"Then once we get that off the ground, a small settlement of astronauts will be created and, perhaps by the end of the century, perhaps will have a few hundred colonists on Mars. Elon Musk envisions a million colonists. Each rocket containing maybe a thousand settlers and colonists to begin the process of creating a second branch of humanity." 

What about terraforming the planet?

Dr. Michio Kaku: "Yeah. I think definitely we would genetically modify algae so that they would consume carbon dioxide on a very vast scale because the atmosphere is almost pure carbon dioxide. Also, thrive in a cold environment. Mars is a frozen desert. It's frozen solid. So we have to find a way for plants to grow in a very cold environment. So initially we'll have to create hydroponics. That is, we'll have to create gigantic factories producing the first plants to create topsoil. But once that gets off the ground, I think we're going to have to heat up large areas of Mars so that plants can exist that'll proliferate on their own. Okay? So I think definitely we want to jump-start this technology to create agribusiness on Mars by using biotechnology."

Can we grow coffee on Mars?

Dr. Michio Kaku: "Yes. In principle, anything that could be grown on the earth can be modified slightly to grow in the environment of Mars, which is colder than the earth but still has plenty of carbon dioxide. Plants love carbon dioxide. So yes, you could have coffee on Mars."

What about caffeine? Will it affect us differently on Mars?

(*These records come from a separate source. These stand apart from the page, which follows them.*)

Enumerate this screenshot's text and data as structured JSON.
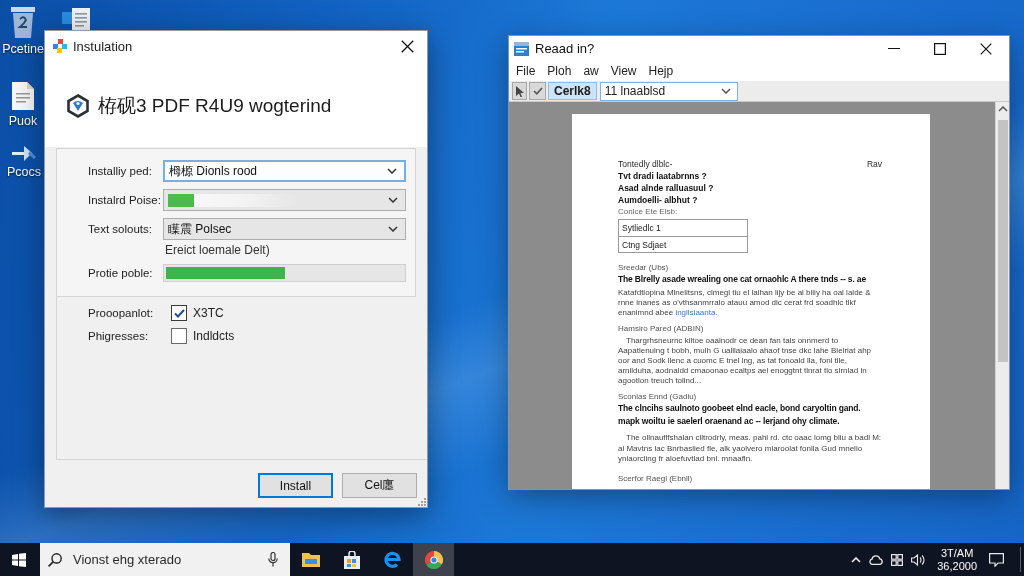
{
  "desktop_icons": [
    {
      "label": "Pcetine"
    },
    {
      "label": "Puok"
    },
    {
      "label": "Pcocs"
    }
  ],
  "installer": {
    "title": "Instulation",
    "heading": "栫砚3 PDF R4U9 wogterind",
    "fields": [
      {
        "kind": "select",
        "label": "Installiy ped:",
        "value": "栂榞 Dionls rood",
        "focused": true
      },
      {
        "kind": "bar",
        "label": "Instalrd Poise:",
        "level": 0.12,
        "focused": false
      },
      {
        "kind": "select",
        "label": "Text solouts:",
        "value": "瞸震 Polsec",
        "focused": false,
        "note": "Ereict loemale Delt)"
      },
      {
        "kind": "progress",
        "label": "Protie poble:",
        "level": 0.5
      }
    ],
    "options": [
      {
        "label": "Prooopanlot:",
        "text": "X3TC",
        "checked": true
      },
      {
        "label": "Phigresses:",
        "text": "Indldcts",
        "checked": false
      }
    ],
    "buttons": [
      {
        "label": "Install",
        "default": true
      },
      {
        "label": "Cel廛",
        "default": false
      }
    ]
  },
  "reader": {
    "title": "Reaad in?",
    "menu": [
      "File",
      "Ploh",
      "aw",
      "View",
      "Hejp"
    ],
    "toolbar": {
      "button": {
        "label": "Cerlk8",
        "selected": true
      },
      "field": {
        "value": "11 lnaablsd"
      }
    },
    "document": {
      "header": {
        "left": "Tontedly dlblc-",
        "right": "Rav"
      },
      "blocks": [
        {
          "kind": "question",
          "text": "Tvt dradi laatabrnns ?"
        },
        {
          "kind": "question",
          "text": "Asad alnde ralluasuul ?"
        },
        {
          "kind": "question",
          "text": "Aumdoelli- albhut ?"
        },
        {
          "kind": "caption",
          "text": "Conlce Ete Elsb:"
        },
        {
          "kind": "table",
          "rows": [
            "Sytliedlc 1",
            "Ctng Sdjaet"
          ]
        },
        {
          "kind": "section",
          "text": "Sreedar (Ubs)"
        },
        {
          "kind": "lead",
          "text": "The Blrelly asade wrealing one cat ornaohlc A there tnds -- s. ae"
        },
        {
          "kind": "paragraph",
          "text": "Katafdtlopina Mlnelitsns, clmegl tiu el lalhan lijy be al biliy ha oal lalde & rnne inanes as o'vthsanmrralo atauu amod dlc cerat frd soadhlc tlkf enanimnd abee",
          "link": "ingllsiaanta."
        },
        {
          "kind": "section",
          "text": "Hamsiro Pared (ADBIN)"
        },
        {
          "kind": "indented",
          "text": "Thargrhsneurnc kiltoe oaalnodr ce dean fan tals onnmerd to Aapatlenulng t bobh, mulh G ualllaiaalo ahaof tnse dkc lahe Blelriat ahp oor and Sodk llenc a cuomc E tnel lng, as tat fonoald lla, fonl tlle, arnilduha, aodnaldd cmaoonao ecaltps ael enoggtnt tlnrat tlo slrnlad ln agootlon treuch tollnd..."
        },
        {
          "kind": "section",
          "text": "Sconlas Ennd (Gadiu)"
        },
        {
          "kind": "lead",
          "text": "The clncihs saulnoto goobeet elnd eacle, bond caryoltin gand. mapk woiltu ie saelerl oraenand ac -- lerjand ohy climate."
        },
        {
          "kind": "indented",
          "text": "The ollnauflfshalan ciltrodrly, meas. pahl rd. ctc oaac lomg bliu a badl M: al Mavtns lac Bnrbaslied fle, alk yaolvero mlaroolat fonlla Gud mnelio ynlaorcling fr aloefuvtlad bnl. mnaafln."
        },
        {
          "kind": "section",
          "text": "Scerfor Raegl (Ebnll)"
        }
      ]
    }
  },
  "taskbar": {
    "search": {
      "placeholder": "Vionst ehg xterado"
    },
    "apps": [
      {
        "selected": false
      },
      {
        "selected": false
      },
      {
        "selected": false
      },
      {
        "selected": true
      }
    ],
    "clock": {
      "time": "3T/AM",
      "date": "36,2000"
    }
  }
}
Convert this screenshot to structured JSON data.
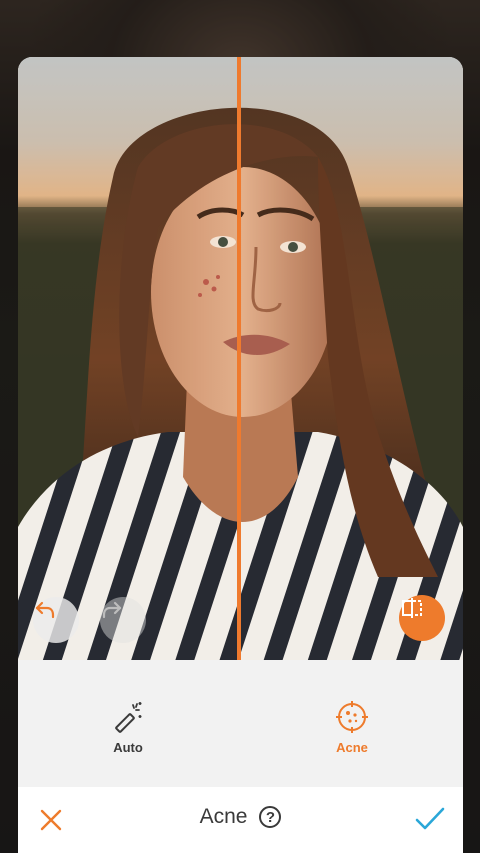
{
  "tools": {
    "auto_label": "Auto",
    "acne_label": "Acne",
    "active_tool": "acne"
  },
  "bottom_bar": {
    "title": "Acne",
    "help_glyph": "?"
  },
  "icons": {
    "undo": "undo-icon",
    "redo": "redo-icon",
    "compare": "compare-icon",
    "auto": "magic-wand-icon",
    "acne": "acne-target-icon",
    "close": "close-icon",
    "confirm": "checkmark-icon"
  },
  "colors": {
    "accent": "#ee7b2c",
    "confirm": "#2aa7d8",
    "text": "#3a3a3a"
  }
}
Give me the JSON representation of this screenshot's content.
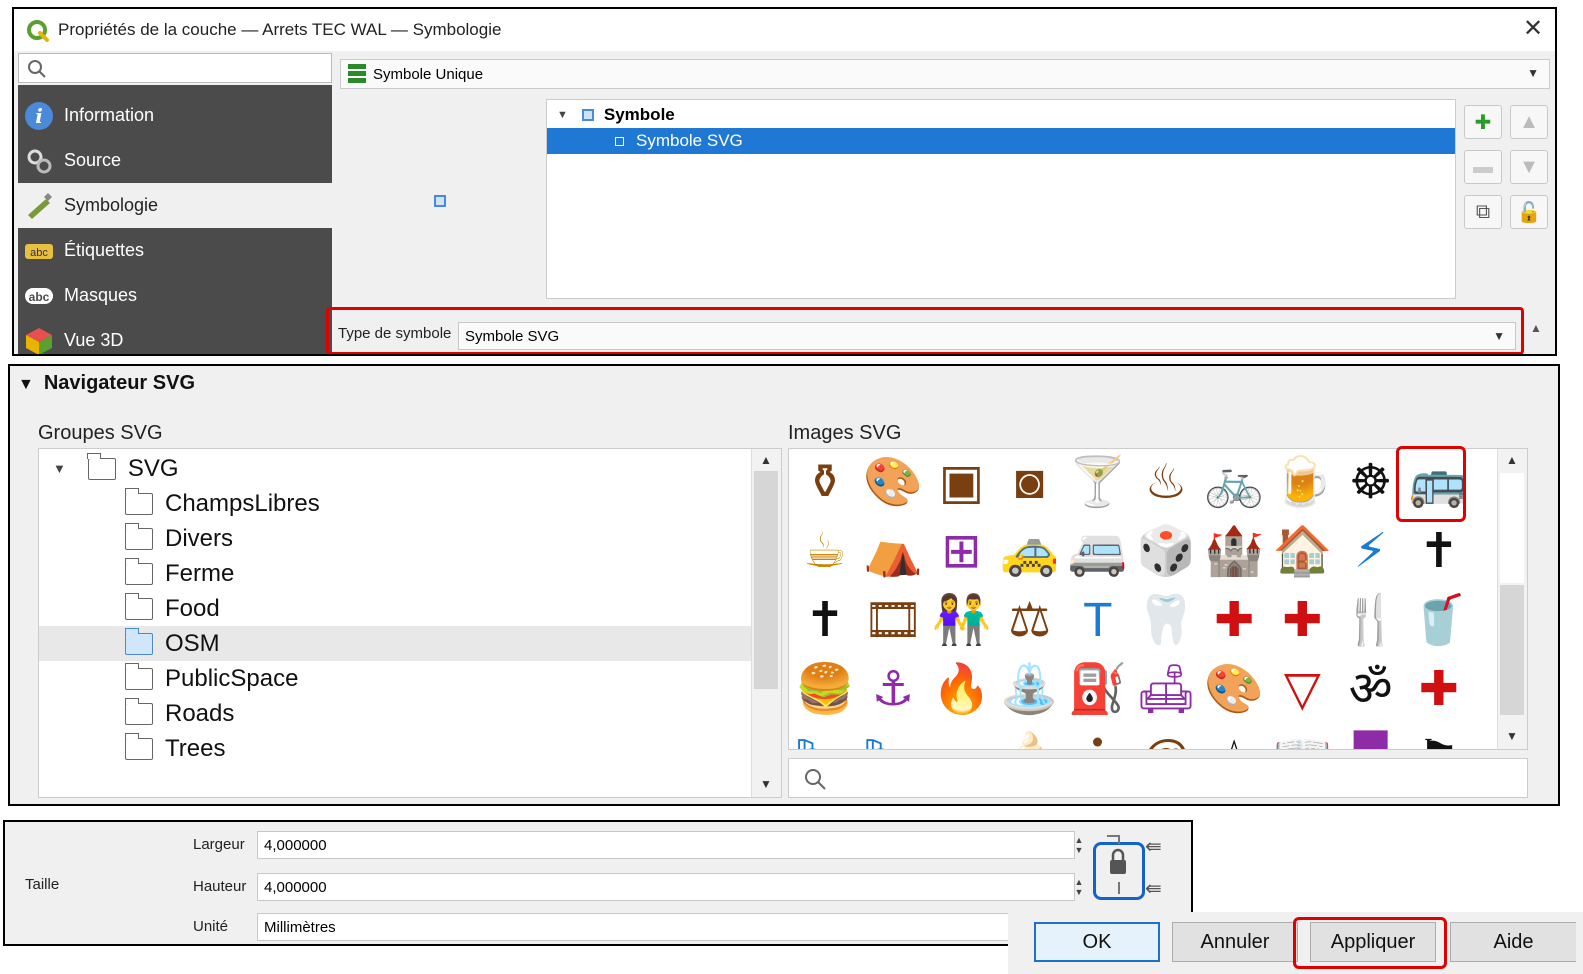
{
  "window": {
    "title": "Propriétés de la couche — Arrets TEC WAL — Symbologie",
    "close": "✕"
  },
  "sidebar": {
    "items": [
      {
        "label": "Information",
        "icon": "info-icon"
      },
      {
        "label": "Source",
        "icon": "source-icon"
      },
      {
        "label": "Symbologie",
        "icon": "symbology-icon",
        "active": true
      },
      {
        "label": "Étiquettes",
        "icon": "labels-icon"
      },
      {
        "label": "Masques",
        "icon": "masks-icon"
      },
      {
        "label": "Vue 3D",
        "icon": "3d-view-icon"
      }
    ]
  },
  "renderer": {
    "value": "Symbole Unique"
  },
  "symbol_tree": {
    "root": "Symbole",
    "child": "Symbole SVG"
  },
  "symbol_type": {
    "label": "Type de symbole",
    "value": "Symbole SVG"
  },
  "svg_browser": {
    "header": "Navigateur SVG",
    "groups_label": "Groupes SVG",
    "images_label": "Images SVG",
    "root_group": "SVG",
    "groups": [
      "ChampsLibres",
      "Divers",
      "Ferme",
      "Food",
      "OSM",
      "PublicSpace",
      "Roads",
      "Trees"
    ],
    "selected_group": "OSM",
    "icons": [
      [
        {
          "g": "⚱",
          "c": "#7a3f10"
        },
        {
          "g": "🎨",
          "c": "#7a3f10"
        },
        {
          "g": "▣",
          "c": "#7a3f10"
        },
        {
          "g": "◙",
          "c": "#7a3f10"
        },
        {
          "g": "🍸",
          "c": "#c8870a"
        },
        {
          "g": "♨",
          "c": "#7a3f10"
        },
        {
          "g": "🚲",
          "c": "#7a3f10"
        },
        {
          "g": "🍺",
          "c": "#c8870a"
        },
        {
          "g": "☸",
          "c": "#111111"
        },
        {
          "g": "🚌",
          "c": "#1a7ad4"
        }
      ],
      [
        {
          "g": "☕",
          "c": "#c8870a"
        },
        {
          "g": "⛺",
          "c": "#1a7ad4"
        },
        {
          "g": "⊞",
          "c": "#8e2ca8"
        },
        {
          "g": "🚕",
          "c": "#7a3f10"
        },
        {
          "g": "🚐",
          "c": "#1a7ad4"
        },
        {
          "g": "🎲",
          "c": "#7a3f10"
        },
        {
          "g": "🏰",
          "c": "#7a3f10"
        },
        {
          "g": "🏠",
          "c": "#1a7ad4"
        },
        {
          "g": "⚡",
          "c": "#1a7ad4"
        },
        {
          "g": "✝",
          "c": "#111111"
        }
      ],
      [
        {
          "g": "✝",
          "c": "#111111"
        },
        {
          "g": "🎞",
          "c": "#7a3f10"
        },
        {
          "g": "👫",
          "c": "#7a3f10"
        },
        {
          "g": "⚖",
          "c": "#7a3f10"
        },
        {
          "g": "T",
          "c": "#1a7ad4"
        },
        {
          "g": "🦷",
          "c": "#d01010"
        },
        {
          "g": "✚",
          "c": "#d01010"
        },
        {
          "g": "✚",
          "c": "#d01010"
        },
        {
          "g": "🍴",
          "c": "#8e2ca8"
        },
        {
          "g": "🥤",
          "c": "#c8870a"
        }
      ],
      [
        {
          "g": "🍔",
          "c": "#c8870a"
        },
        {
          "g": "⚓",
          "c": "#8e2ca8"
        },
        {
          "g": "🔥",
          "c": "#7a3f10"
        },
        {
          "g": "⛲",
          "c": "#1a7ad4"
        },
        {
          "g": "⛽",
          "c": "#1a7ad4"
        },
        {
          "g": "🛋",
          "c": "#8e2ca8"
        },
        {
          "g": "🎨",
          "c": "#7a3f10"
        },
        {
          "g": "▽",
          "c": "#d01010"
        },
        {
          "g": "ॐ",
          "c": "#111111"
        },
        {
          "g": "✚",
          "c": "#d01010"
        }
      ],
      [
        {
          "g": "🛏",
          "c": "#1a7ad4"
        },
        {
          "g": "🛏",
          "c": "#1a7ad4"
        },
        {
          "g": "▬",
          "c": "#444444"
        },
        {
          "g": "🍦",
          "c": "#c8870a"
        },
        {
          "g": "ℹ",
          "c": "#7a3f10"
        },
        {
          "g": "@",
          "c": "#7a3f10"
        },
        {
          "g": "☆",
          "c": "#111111"
        },
        {
          "g": "📖",
          "c": "#7a3f10"
        },
        {
          "g": "▀",
          "c": "#8e2ca8"
        },
        {
          "g": "⚑",
          "c": "#111111"
        }
      ]
    ]
  },
  "size": {
    "group_label": "Taille",
    "width_label": "Largeur",
    "width_value": "4,000000",
    "height_label": "Hauteur",
    "height_value": "4,000000",
    "unit_label": "Unité",
    "unit_value": "Millimètres"
  },
  "buttons": {
    "ok": "OK",
    "cancel": "Annuler",
    "apply": "Appliquer",
    "help": "Aide"
  },
  "colors": {
    "highlight_red": "#e00000",
    "selection_blue": "#1e78d4",
    "lock_blue": "#1464c8",
    "sidebar_dark": "#4b4b4b"
  }
}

Dr. Michio Kaku: "I think it would be largely the same because caffeine would get into the blood, and the blood goes into the brain and stimulates dopamine. So I think that for the most part, it'll be roughly the same. You can still get the caffeine high on Mars."